There will be a consultation on this – there are more questions than answers, including the detailed operation of a possible new tax and its impact on land values. At this stage, it seems possible that a form of Section 106 is still needed to ensure the provision of infrastructure on the ground. The S106 agreements deal with location-specific mitigations that are necessary to make a new development acceptable from a planning point of view. While CIL addresses the broader effects of development. A number of London boroughs are considering the implementation of an ILC in the near future. Once an ILC is implemented, a district will still be able to negotiate for an S106 agreement, but it will be limited to site-specific measures and the provision of affordable housing. These new appeal and appeal procedures do not replace existing powers to renegotiate Section 106 agreements on a voluntary basis. In addition, with respect to affordable housing, this provision is not a substitute for provisions to amend a requirement established by the 1992 regulations and updated by the 2013 regulations (see above). When new developments occur, developers are usually asked to pay a contribution to the corresponding infrastructure funding. Historically, this has been done through «Section 106» agreements negotiated between local authorities and developers, although the Planning Act 2008 introduced a new possibility of doing so – the Community Infrastructure Tax (CIL). Under Planning Act s106 (A), a person with the obligation can request that the obligation be amended or reduced after five years. We will not ask for S106 agreements for anything stipulated in CIL 123 infrastructure list. The planning obligations under Section 106 of the Planning and City Planning Act 1990 (as amended), commonly known as s106 agreements, constitute a mechanism that makes a development proposal acceptable in planning that would otherwise not be acceptable.

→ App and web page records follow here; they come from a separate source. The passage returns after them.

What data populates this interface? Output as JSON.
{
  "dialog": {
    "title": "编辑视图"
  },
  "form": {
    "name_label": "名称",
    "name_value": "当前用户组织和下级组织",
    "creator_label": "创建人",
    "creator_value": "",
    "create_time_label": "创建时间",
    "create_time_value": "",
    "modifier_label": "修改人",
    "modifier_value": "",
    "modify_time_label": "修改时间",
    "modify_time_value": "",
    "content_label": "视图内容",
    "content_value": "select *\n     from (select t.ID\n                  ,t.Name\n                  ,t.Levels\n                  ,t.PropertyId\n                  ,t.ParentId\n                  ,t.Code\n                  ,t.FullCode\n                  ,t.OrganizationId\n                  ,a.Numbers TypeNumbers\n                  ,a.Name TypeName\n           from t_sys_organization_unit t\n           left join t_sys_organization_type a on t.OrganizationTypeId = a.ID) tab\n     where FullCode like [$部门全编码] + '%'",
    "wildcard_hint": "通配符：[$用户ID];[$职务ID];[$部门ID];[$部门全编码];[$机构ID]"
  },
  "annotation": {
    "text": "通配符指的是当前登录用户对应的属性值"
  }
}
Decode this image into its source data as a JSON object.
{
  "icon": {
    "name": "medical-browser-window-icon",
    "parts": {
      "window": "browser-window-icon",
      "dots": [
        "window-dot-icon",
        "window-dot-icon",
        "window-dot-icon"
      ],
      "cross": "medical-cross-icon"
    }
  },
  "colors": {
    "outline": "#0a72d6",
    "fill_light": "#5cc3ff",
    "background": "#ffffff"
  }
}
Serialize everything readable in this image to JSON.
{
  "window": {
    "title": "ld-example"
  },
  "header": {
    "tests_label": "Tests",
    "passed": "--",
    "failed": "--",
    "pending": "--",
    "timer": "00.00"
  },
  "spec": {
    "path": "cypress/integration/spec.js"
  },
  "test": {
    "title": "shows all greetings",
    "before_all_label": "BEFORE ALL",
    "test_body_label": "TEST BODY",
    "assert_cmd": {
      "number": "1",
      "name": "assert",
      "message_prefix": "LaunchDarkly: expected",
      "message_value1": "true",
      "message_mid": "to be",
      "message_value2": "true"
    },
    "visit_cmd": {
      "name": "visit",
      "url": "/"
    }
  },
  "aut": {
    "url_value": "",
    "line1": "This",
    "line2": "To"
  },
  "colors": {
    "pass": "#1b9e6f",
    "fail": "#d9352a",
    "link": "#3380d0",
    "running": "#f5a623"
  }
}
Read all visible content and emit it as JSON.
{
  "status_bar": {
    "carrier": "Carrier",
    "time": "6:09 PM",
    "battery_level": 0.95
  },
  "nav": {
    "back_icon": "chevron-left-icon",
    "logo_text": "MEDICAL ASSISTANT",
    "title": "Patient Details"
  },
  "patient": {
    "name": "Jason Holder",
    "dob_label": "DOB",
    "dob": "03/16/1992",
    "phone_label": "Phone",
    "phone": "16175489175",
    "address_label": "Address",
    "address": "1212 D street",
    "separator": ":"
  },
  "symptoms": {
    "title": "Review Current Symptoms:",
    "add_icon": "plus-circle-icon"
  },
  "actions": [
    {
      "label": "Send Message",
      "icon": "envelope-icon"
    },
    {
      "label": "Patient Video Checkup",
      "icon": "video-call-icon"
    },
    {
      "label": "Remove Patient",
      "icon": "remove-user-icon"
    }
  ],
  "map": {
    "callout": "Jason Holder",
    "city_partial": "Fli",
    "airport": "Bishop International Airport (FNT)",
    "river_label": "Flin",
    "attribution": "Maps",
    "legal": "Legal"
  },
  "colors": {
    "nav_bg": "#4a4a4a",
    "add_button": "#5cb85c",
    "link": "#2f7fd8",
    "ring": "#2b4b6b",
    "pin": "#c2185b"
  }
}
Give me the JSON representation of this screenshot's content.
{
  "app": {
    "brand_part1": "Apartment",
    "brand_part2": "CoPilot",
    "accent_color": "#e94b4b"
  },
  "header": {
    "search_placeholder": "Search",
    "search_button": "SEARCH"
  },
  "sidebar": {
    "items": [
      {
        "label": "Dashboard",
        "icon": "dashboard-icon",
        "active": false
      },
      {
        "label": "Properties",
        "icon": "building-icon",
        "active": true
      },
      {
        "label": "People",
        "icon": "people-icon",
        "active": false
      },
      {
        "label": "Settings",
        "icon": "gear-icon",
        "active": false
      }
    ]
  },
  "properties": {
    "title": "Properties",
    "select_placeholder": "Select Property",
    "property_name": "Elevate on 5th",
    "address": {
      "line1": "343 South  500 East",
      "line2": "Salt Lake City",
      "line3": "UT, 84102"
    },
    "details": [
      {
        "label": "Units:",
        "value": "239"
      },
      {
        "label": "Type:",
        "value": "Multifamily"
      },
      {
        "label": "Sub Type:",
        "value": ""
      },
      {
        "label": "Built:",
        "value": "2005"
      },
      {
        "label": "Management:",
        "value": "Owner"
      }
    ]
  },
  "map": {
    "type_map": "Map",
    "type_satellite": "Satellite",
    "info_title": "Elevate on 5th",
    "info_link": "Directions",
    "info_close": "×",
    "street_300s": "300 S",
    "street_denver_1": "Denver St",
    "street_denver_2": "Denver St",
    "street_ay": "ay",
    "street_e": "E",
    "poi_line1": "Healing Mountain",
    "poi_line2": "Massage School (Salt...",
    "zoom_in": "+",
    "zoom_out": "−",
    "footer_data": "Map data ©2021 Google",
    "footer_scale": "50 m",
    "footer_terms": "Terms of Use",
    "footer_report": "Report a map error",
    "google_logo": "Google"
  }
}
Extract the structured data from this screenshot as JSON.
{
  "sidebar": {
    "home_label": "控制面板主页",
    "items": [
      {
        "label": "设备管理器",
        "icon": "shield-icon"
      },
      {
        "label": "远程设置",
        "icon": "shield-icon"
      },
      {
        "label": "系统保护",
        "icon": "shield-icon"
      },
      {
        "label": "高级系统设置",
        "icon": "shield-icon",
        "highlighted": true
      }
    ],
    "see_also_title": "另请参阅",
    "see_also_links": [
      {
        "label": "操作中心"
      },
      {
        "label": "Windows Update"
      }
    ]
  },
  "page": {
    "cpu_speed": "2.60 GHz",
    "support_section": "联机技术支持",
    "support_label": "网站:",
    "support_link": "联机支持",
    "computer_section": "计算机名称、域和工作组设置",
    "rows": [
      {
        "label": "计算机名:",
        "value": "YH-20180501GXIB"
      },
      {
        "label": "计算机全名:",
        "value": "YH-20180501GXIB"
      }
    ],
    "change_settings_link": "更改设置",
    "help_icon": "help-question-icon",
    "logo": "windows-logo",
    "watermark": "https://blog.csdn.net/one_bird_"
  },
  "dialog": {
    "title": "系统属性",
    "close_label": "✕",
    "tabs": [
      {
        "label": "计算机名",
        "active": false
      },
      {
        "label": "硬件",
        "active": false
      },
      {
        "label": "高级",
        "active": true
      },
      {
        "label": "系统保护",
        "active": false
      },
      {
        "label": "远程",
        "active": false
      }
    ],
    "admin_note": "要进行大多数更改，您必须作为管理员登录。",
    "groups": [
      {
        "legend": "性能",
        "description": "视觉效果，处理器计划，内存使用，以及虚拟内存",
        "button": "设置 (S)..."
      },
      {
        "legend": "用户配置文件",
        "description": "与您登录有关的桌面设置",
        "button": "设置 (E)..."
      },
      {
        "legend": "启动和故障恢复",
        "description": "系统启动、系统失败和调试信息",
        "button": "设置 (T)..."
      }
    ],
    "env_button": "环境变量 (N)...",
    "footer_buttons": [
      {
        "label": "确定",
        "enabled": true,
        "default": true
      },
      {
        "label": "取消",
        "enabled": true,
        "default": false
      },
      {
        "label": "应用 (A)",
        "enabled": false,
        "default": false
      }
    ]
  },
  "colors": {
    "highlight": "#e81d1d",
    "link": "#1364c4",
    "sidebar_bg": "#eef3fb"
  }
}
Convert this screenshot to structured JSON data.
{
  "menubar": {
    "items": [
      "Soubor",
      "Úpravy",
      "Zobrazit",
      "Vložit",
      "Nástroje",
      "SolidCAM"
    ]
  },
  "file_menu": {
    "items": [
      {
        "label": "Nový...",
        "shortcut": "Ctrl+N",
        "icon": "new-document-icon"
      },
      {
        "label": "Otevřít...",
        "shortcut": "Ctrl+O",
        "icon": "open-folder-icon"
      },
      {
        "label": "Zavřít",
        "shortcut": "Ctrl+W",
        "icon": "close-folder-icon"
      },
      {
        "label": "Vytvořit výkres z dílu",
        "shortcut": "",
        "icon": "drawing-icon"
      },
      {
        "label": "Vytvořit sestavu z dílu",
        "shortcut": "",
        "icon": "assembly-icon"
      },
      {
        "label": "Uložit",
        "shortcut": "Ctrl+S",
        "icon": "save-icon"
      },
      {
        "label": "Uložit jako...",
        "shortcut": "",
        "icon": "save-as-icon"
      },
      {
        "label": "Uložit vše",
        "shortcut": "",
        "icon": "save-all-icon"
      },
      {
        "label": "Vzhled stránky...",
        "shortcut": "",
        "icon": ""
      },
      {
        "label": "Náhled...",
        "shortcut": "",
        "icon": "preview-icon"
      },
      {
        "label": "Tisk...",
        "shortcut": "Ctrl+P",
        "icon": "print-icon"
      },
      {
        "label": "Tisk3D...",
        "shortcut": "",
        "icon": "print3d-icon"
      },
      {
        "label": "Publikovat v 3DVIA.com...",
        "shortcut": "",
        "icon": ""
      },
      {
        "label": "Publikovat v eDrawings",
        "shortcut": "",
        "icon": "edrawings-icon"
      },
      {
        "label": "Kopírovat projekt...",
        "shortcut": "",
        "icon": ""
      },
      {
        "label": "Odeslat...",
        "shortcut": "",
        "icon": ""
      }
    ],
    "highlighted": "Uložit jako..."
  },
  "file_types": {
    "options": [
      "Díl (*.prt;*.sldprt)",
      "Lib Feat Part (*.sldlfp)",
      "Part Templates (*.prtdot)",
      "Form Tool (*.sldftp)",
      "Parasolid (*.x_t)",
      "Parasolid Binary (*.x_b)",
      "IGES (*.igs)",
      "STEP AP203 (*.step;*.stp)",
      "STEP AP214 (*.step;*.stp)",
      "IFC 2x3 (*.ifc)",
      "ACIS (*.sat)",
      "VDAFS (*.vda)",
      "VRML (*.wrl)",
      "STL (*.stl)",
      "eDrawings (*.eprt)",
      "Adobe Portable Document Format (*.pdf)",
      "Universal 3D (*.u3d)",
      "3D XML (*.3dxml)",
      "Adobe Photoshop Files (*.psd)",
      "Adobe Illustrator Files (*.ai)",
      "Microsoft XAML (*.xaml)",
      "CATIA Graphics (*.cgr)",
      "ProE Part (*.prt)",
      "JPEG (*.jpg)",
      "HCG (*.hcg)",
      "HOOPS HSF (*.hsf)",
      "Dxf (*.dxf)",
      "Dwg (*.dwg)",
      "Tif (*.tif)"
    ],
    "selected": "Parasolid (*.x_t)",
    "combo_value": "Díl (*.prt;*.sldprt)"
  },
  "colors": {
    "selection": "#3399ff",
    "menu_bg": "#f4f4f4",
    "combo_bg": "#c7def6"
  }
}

They focus on mitigating the impact of site-specific development. S106 agreements are often referred to as «developer contributions,» as well as highway contributions and the Community Infrastructure Tax. If the s106 is not respected, it is enforceable against the person who entered the undertaking and against the subsequent owner. The s106 may be imposed by omission. The balance between the use of S106 and CIL will vary depending on the type of territory and the type of development. Other guidelines for the balance between s106 and CIL are set out in the April 2014 CIL guidelines: the Section 106 agreements therefore remain next to the CIL, but are limited to the infrastructure needed to directly mitigate the impact of a proposal. Regulations restrict the use of planning obligations to ensure that individual developments are not charged for the same infrastructure elements through the planning obligations under Sections 106 and CIL.